I like this book quite a bit. Guy Davis' art has really grown on me. In fact, I think it's great stuff. It serves the story very well. His renditions of Mignola's characters and stories achieve just the right feeling, that of horror mixed with humor mixed with pulp. The writing, too, holds that balance at the same level as the art.
The story concerns the BPRD (which stands for Bureau for Paranormal Research and Defense -- it's the team Hellboy used to belong to) moving their headquarters to an abandoned military research facility in Colorado. Once there, they encounter crazy Nazi/ghostly/paranormal weirdness, of course. There are some great moments of humor and horror as the story unfolds. One such moment involves Ben, the new team leader, ordering Roger to put on some pants, then changing his mind when he sees the result of his order. Roger is also mystified throughout by everyone's insistence that he should have a gun. Johann, at one point, find this awesome looking 40's style machine/weapon that he straps to his back to fight an "angel," and the image is one of my favorite illustrations from the book (actually, you can see it on the cover up there).
There is also a secondary story about Abe Sapien's past. It's ok, but it is sort of distracting from the main story. It takes a long time to get where it's going, which is not that climactic once it's there. It feels like it should have been a standalone section in one of Mignola's Hellboy books rather than a back-up in a BPRD book.
I love the new characters Johann and Ben. (Johann is the character on the top center of the cover above; Ben is on the far right on the bottom, though you can't see much of him.) Johann adds more good weirdness and Ben's personality hits off the other characters in interesting ways. I'm looking forward to finding more out about each of them.
Another reviewer mentioned that Roger's personality seems a bit different from his outings in the pages of Hellboy. I agree with that, but I don't think the change is a bad one. It actually adds another layer to the team dynamic, and it's not so far off from Roger's previous depictions so as to be jarring.
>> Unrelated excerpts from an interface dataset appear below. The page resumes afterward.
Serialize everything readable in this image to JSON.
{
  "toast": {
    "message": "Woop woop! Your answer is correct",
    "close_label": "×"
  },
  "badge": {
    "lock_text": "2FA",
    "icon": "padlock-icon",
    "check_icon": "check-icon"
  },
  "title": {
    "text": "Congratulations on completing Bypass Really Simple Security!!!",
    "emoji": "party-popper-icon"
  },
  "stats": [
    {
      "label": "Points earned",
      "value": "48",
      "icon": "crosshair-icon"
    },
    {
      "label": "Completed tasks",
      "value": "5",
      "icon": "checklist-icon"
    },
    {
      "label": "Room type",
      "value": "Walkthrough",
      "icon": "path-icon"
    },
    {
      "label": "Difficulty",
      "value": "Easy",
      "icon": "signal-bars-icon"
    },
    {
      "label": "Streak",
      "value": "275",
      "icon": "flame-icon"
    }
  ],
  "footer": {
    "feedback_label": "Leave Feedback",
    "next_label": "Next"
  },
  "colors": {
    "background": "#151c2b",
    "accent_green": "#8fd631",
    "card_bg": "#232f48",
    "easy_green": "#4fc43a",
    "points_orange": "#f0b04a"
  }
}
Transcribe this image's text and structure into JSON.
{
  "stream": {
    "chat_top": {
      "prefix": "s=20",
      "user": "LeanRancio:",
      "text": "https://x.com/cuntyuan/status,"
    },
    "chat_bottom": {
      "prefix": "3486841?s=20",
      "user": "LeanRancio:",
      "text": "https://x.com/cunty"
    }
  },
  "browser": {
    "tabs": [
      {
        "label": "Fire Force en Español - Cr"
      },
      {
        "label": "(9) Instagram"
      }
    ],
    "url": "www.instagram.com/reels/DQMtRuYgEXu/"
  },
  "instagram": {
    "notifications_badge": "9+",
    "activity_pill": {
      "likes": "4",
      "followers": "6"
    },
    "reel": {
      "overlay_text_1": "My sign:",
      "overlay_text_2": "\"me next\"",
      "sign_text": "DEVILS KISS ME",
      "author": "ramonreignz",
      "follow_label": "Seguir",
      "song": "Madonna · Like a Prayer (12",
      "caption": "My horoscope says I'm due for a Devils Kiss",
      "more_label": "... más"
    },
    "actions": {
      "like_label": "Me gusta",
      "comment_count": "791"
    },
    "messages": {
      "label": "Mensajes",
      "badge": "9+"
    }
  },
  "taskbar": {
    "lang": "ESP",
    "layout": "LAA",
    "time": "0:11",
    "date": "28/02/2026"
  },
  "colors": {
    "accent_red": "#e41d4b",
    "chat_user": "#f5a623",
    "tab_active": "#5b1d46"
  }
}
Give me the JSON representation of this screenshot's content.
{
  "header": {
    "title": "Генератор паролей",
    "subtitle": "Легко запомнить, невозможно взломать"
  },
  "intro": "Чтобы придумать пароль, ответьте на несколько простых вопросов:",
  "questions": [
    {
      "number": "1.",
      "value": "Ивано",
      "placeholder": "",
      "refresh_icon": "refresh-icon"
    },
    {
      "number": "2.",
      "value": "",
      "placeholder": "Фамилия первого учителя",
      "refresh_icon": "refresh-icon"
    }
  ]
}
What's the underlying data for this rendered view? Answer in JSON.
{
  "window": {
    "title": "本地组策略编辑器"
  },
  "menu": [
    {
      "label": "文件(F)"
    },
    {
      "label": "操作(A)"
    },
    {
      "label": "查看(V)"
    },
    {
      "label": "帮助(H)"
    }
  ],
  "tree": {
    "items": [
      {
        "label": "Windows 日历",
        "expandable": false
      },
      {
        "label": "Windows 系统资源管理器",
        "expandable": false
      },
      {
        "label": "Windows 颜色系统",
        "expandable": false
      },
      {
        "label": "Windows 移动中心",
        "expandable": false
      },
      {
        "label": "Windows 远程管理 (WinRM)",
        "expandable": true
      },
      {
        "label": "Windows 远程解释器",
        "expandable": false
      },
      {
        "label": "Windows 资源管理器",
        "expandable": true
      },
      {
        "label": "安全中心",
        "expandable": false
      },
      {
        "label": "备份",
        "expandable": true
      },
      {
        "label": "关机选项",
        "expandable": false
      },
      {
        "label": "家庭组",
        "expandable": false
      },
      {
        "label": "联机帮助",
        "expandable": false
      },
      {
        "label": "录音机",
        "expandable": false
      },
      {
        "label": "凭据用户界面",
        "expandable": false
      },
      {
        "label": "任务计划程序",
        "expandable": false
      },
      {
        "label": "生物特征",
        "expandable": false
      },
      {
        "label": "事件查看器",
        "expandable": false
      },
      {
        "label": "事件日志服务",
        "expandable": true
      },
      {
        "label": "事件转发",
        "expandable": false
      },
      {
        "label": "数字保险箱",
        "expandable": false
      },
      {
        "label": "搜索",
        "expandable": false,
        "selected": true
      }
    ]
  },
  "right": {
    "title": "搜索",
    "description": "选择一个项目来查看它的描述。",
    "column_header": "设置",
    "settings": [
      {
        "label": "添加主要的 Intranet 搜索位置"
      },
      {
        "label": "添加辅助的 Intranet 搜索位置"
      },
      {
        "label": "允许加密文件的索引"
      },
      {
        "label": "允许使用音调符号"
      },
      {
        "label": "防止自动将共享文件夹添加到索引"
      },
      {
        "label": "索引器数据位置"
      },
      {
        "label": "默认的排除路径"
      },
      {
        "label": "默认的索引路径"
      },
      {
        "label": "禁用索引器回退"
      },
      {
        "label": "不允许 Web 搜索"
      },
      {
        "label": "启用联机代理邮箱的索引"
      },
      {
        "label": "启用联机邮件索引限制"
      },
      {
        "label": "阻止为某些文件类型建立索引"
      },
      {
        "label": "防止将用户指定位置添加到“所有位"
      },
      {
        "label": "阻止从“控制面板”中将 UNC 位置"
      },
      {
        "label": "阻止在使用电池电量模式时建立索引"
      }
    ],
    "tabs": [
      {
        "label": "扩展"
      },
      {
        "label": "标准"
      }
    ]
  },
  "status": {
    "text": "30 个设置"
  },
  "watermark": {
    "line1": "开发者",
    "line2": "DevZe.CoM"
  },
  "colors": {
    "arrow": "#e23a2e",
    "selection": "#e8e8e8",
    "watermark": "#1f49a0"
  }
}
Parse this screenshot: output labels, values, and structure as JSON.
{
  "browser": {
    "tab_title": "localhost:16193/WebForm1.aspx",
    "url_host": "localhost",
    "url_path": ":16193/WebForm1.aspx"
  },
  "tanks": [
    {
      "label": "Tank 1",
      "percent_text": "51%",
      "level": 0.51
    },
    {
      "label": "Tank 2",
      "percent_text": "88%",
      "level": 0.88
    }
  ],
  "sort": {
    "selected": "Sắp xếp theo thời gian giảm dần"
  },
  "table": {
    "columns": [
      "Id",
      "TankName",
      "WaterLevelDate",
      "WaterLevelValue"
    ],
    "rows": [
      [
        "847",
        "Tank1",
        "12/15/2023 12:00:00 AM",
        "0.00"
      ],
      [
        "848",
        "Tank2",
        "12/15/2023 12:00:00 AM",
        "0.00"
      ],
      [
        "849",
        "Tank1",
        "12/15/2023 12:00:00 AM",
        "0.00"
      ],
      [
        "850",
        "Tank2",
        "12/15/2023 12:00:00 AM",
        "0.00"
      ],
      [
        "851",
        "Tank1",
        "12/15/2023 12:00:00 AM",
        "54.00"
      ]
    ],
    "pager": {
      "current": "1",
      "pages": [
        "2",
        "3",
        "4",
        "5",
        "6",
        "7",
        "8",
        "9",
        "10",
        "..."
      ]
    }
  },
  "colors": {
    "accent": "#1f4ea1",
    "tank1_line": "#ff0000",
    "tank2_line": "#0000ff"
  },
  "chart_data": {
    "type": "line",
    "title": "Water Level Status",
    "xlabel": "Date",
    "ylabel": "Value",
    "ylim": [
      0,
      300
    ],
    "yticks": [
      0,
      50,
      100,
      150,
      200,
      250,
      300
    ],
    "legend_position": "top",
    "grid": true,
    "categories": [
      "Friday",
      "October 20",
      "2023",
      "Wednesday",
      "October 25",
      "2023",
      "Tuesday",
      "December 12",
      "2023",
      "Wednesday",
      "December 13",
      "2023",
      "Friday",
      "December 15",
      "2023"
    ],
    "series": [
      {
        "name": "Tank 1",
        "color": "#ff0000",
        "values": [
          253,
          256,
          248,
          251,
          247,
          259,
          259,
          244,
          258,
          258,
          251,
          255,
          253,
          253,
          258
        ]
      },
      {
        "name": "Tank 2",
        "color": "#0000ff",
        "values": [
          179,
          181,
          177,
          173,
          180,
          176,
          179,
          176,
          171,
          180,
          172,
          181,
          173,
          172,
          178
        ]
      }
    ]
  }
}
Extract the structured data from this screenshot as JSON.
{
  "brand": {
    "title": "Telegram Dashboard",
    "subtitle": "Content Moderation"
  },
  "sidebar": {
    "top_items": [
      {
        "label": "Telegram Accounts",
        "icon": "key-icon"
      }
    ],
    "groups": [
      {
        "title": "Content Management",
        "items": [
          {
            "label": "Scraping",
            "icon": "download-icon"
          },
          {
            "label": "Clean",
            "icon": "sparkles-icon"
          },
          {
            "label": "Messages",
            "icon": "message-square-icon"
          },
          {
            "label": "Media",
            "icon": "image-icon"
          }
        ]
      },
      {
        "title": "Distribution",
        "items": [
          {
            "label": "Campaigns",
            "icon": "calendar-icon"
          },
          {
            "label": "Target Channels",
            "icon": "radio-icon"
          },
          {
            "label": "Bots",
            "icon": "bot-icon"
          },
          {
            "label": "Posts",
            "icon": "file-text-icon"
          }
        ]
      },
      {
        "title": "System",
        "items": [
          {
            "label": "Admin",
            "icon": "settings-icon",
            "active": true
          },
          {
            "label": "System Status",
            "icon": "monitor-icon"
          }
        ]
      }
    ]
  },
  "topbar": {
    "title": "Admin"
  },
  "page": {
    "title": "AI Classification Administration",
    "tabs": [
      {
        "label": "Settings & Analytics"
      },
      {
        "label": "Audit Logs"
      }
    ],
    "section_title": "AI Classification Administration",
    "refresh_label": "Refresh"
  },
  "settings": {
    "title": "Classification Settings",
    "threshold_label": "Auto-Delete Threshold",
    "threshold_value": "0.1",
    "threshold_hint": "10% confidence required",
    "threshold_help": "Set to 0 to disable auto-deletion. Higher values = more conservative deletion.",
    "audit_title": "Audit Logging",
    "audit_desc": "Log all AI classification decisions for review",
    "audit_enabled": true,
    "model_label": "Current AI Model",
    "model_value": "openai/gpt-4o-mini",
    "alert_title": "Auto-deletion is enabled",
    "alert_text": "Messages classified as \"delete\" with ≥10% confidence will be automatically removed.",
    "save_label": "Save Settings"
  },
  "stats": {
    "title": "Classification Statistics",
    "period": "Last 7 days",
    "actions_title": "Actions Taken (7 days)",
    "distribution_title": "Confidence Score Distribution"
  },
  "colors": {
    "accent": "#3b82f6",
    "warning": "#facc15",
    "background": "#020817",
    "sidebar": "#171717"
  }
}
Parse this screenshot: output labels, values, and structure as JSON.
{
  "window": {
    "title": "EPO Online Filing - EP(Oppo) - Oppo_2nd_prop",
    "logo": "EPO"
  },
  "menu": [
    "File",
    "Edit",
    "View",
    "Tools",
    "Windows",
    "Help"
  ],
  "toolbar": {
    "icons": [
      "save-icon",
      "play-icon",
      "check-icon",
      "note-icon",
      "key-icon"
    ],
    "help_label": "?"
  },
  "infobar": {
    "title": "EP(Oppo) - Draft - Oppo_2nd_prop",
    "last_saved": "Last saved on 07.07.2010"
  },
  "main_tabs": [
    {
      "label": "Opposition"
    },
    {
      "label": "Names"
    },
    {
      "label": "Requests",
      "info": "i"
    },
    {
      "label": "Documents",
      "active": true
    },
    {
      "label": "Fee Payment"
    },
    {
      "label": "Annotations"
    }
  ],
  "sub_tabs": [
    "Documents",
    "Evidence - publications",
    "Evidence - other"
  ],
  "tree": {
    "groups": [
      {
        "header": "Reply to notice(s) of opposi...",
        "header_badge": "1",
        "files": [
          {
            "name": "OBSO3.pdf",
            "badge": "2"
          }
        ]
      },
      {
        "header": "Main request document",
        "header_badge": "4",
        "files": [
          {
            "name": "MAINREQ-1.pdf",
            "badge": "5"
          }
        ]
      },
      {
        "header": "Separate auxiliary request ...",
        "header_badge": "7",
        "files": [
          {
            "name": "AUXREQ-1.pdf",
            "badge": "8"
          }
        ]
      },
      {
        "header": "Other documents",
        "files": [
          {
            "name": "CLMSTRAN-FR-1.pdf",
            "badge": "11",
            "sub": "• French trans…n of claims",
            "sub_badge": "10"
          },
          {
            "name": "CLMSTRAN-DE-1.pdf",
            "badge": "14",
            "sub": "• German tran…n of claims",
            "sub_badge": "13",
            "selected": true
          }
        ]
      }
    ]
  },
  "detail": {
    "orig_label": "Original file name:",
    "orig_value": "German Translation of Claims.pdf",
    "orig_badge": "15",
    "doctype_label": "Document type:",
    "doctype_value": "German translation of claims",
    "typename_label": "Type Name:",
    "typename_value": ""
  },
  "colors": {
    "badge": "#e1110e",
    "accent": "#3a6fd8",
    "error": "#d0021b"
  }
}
I will definitely be picking up more of these books, provided that this creative team is still involved. I'm partial to consistent creative teams, and since from book 3 on the team all Davis, Arcudi, and Mignola, it looks like those will be the ones I collect.
Monday, September 03, 2007
Next is one of my favorites, illustrated with shaming speed by Sir Eef.
Next is by J. Goldberg, the artist from this book. I think it's a great monkey.
Then comes Val's irrepressably cute anime version:
Frank Cho provided his own alter-ego for this one:
I caught Rob Schrab and got this piece! A bargain at $20.
Then I had my good friend Frak take a crack at it. My only solace is that I can draw better guns than he can.My friend Mike whipped up this little ditty over lunch. As usual, he takes the opportunity to make a respectful tribute to our nation's history.
Then our friend and Comic Con buddy two-years-running Steve followed it up with an insightful take on a modern political issue. (He kept insisting that he sucked at drawing -- good one, Steve!):
Next I handed my sketchbook to Doug:Then, just across the floor from Doug, I asked Steve Purcell if he would oblige. He looked hesitant, and said, "It'll just be a quick one," and then ended up with this:
Then forum friend Sean gave me this! I couldn't believe how many people could draw good cowboy hats. I suck at them.